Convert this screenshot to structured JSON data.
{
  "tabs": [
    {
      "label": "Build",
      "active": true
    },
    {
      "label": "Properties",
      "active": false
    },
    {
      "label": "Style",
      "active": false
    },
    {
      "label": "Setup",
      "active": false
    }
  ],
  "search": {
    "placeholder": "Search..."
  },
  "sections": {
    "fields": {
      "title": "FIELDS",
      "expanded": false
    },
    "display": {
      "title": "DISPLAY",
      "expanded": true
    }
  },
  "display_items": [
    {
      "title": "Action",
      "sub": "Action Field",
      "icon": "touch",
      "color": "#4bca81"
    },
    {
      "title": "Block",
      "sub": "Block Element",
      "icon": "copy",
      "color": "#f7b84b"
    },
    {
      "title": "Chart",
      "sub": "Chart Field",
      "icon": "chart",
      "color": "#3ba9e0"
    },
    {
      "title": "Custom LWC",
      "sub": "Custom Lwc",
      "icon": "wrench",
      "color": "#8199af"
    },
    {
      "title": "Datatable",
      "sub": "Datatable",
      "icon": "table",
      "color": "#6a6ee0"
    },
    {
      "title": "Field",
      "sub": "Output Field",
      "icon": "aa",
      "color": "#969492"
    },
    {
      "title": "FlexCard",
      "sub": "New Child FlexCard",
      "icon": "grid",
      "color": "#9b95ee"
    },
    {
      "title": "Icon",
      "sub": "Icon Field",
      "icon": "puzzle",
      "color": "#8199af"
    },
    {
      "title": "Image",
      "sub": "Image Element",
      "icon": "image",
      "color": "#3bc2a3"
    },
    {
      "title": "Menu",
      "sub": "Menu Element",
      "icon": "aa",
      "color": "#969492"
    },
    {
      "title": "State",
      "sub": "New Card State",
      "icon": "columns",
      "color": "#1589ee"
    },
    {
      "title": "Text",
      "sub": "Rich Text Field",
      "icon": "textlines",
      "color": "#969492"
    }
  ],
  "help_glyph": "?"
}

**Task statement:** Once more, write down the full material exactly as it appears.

**Result:**
Convert this screenshot to structured JSON data.
{
  "tabs": [
    {
      "label": "Build",
      "active": true
    },
    {
      "label": "Properties",
      "active": false
    },
    {
      "label": "Style",
      "active": false
    },
    {
      "label": "Setup",
      "active": false
    }
  ],
  "search": {
    "placeholder": "Search..."
  },
  "sections": {
    "fields": {
      "title": "FIELDS",
      "expanded": false
    },
    "display": {
      "title": "DISPLAY",
      "expanded": true
    }
  },
  "display_items": [
    {
      "title": "Action",
      "sub": "Action Field",
      "icon": "touch",
      "color": "#4bca81"
    },
    {
      "title": "Block",
      "sub": "Block Element",
      "icon": "copy",
      "color": "#f7b84b"
    },
    {
      "title": "Chart",
      "sub": "Chart Field",
      "icon": "chart",
      "color": "#3ba9e0"
    },
    {
      "title": "Custom LWC",
      "sub": "Custom Lwc",
      "icon": "wrench",
      "color": "#8199af"
    },
    {
      "title": "Datatable",
      "sub": "Datatable",
      "icon": "table",
      "color": "#6a6ee0"
    },
    {
      "title": "Field",
      "sub": "Output Field",
      "icon": "aa",
      "color": "#969492"
    },
    {
      "title": "FlexCard",
      "sub": "New Child FlexCard",
      "icon": "grid",
      "color": "#9b95ee"
    },
    {
      "title": "Icon",
      "sub": "Icon Field",
      "icon": "puzzle",
      "color": "#8199af"
    },
    {
      "title": "Image",
      "sub": "Image Element",
      "icon": "image",
      "color": "#3bc2a3"
    },
    {
      "title": "Menu",
      "sub": "Menu Element",
      "icon": "aa",
      "color": "#969492"
    },
    {
      "title": "State",
      "sub": "New Card State",
      "icon": "columns",
      "color": "#1589ee"
    },
    {
      "title": "Text",
      "sub": "Rich Text Field",
      "icon": "textlines",
      "color": "#969492"
    }
  ],
  "help_glyph": "?"
}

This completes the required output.